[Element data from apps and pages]
-.-.-
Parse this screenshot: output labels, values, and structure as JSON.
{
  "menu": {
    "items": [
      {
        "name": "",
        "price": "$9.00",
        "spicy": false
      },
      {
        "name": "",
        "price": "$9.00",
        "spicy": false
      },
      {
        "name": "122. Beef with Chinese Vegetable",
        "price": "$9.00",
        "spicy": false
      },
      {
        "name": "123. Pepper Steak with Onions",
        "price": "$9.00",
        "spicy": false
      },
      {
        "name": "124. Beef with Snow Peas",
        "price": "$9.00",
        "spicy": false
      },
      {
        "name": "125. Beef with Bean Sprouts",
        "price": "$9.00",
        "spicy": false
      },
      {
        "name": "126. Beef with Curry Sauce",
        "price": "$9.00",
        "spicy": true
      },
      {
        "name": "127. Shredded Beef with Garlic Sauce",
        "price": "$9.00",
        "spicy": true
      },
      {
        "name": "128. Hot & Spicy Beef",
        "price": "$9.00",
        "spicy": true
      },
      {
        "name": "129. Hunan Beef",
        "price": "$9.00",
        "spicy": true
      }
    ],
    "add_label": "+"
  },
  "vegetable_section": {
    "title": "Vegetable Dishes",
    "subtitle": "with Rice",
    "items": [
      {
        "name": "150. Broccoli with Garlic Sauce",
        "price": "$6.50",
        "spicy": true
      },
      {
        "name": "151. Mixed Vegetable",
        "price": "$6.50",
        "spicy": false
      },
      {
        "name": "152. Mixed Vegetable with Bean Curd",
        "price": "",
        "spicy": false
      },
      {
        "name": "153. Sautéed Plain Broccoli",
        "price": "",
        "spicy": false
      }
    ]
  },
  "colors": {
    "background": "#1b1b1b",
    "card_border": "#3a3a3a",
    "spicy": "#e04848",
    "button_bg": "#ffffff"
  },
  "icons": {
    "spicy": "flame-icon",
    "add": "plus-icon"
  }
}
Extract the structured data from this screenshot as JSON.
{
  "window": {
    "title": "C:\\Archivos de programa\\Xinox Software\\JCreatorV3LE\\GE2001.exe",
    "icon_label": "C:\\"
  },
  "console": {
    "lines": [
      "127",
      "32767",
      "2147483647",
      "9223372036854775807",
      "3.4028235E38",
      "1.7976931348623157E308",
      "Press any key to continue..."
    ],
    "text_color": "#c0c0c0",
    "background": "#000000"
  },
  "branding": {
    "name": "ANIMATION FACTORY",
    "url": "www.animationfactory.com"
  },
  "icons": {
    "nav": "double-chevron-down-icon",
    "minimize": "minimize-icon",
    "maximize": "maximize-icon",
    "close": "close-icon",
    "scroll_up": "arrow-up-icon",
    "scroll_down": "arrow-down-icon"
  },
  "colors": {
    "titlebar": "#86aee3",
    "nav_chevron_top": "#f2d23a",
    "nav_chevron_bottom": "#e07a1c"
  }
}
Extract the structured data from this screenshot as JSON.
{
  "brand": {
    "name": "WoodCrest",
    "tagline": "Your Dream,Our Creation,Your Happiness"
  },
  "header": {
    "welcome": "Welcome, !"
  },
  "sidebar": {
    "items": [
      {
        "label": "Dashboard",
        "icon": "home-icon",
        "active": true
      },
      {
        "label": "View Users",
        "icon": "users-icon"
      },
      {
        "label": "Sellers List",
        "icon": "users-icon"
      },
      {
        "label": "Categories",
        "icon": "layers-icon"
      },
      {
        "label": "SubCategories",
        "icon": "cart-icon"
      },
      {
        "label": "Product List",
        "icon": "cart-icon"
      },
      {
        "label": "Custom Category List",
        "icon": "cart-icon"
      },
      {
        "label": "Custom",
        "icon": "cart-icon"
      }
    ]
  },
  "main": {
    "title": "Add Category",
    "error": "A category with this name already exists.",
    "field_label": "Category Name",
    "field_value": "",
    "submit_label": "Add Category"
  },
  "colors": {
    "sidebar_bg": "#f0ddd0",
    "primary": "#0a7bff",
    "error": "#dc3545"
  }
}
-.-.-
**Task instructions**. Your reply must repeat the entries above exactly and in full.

**Finished task**.
Parse this screenshot: output labels, values, and structure as JSON.
{
  "menu": {
    "items": [
      {
        "name": "",
        "price": "$9.00",
        "spicy": false
      },
      {
        "name": "",
        "price": "$9.00",
        "spicy": false
      },
      {
        "name": "122. Beef with Chinese Vegetable",
        "price": "$9.00",
        "spicy": false
      },
      {
        "name": "123. Pepper Steak with Onions",
        "price": "$9.00",
        "spicy": false
      },
      {
        "name": "124. Beef with Snow Peas",
        "price": "$9.00",
        "spicy": false
      },
      {
        "name": "125. Beef with Bean Sprouts",
        "price": "$9.00",
        "spicy": false
      },
      {
        "name": "126. Beef with Curry Sauce",
        "price": "$9.00",
        "spicy": true
      },
      {
        "name": "127. Shredded Beef with Garlic Sauce",
        "price": "$9.00",
        "spicy": true
      },
      {
        "name": "128. Hot & Spicy Beef",
        "price": "$9.00",
        "spicy": true
      },
      {
        "name": "129. Hunan Beef",
        "price": "$9.00",
        "spicy": true
      }
    ],
    "add_label": "+"
  },
  "vegetable_section": {
    "title": "Vegetable Dishes",
    "subtitle": "with Rice",
    "items": [
      {
        "name": "150. Broccoli with Garlic Sauce",
        "price": "$6.50",
        "spicy": true
      },
      {
        "name": "151. Mixed Vegetable",
        "price": "$6.50",
        "spicy": false
      },
      {
        "name": "152. Mixed Vegetable with Bean Curd",
        "price": "",
        "spicy": false
      },
      {
        "name": "153. Sautéed Plain Broccoli",
        "price": "",
        "spicy": false
      }
    ]
  },
  "colors": {
    "background": "#1b1b1b",
    "card_border": "#3a3a3a",
    "spicy": "#e04848",
    "button_bg": "#ffffff"
  },
  "icons": {
    "spicy": "flame-icon",
    "add": "plus-icon"
  }
}
Extract the structured data from this screenshot as JSON.
{
  "window": {
    "title": "C:\\Archivos de programa\\Xinox Software\\JCreatorV3LE\\GE2001.exe",
    "icon_label": "C:\\"
  },
  "console": {
    "lines": [
      "127",
      "32767",
      "2147483647",
      "9223372036854775807",
      "3.4028235E38",
      "1.7976931348623157E308",
      "Press any key to continue..."
    ],
    "text_color": "#c0c0c0",
    "background": "#000000"
  },
  "branding": {
    "name": "ANIMATION FACTORY",
    "url": "www.animationfactory.com"
  },
  "icons": {
    "nav": "double-chevron-down-icon",
    "minimize": "minimize-icon",
    "maximize": "maximize-icon",
    "close": "close-icon",
    "scroll_up": "arrow-up-icon",
    "scroll_down": "arrow-down-icon"
  },
  "colors": {
    "titlebar": "#86aee3",
    "nav_chevron_top": "#f2d23a",
    "nav_chevron_bottom": "#e07a1c"
  }
}
Extract the structured data from this screenshot as JSON.
{
  "brand": {
    "name": "WoodCrest",
    "tagline": "Your Dream,Our Creation,Your Happiness"
  },
  "header": {
    "welcome": "Welcome, !"
  },
  "sidebar": {
    "items": [
      {
        "label": "Dashboard",
        "icon": "home-icon",
        "active": true
      },
      {
        "label": "View Users",
        "icon": "users-icon"
      },
      {
        "label": "Sellers List",
        "icon": "users-icon"
      },
      {
        "label": "Categories",
        "icon": "layers-icon"
      },
      {
        "label": "SubCategories",
        "icon": "cart-icon"
      },
      {
        "label": "Product List",
        "icon": "cart-icon"
      },
      {
        "label": "Custom Category List",
        "icon": "cart-icon"
      },
      {
        "label": "Custom",
        "icon": "cart-icon"
      }
    ]
  },
  "main": {
    "title": "Add Category",
    "error": "A category with this name already exists.",
    "field_label": "Category Name",
    "field_value": "",
    "submit_label": "Add Category"
  },
  "colors": {
    "sidebar_bg": "#f0ddd0",
    "primary": "#0a7bff",
    "error": "#dc3545"
  }
}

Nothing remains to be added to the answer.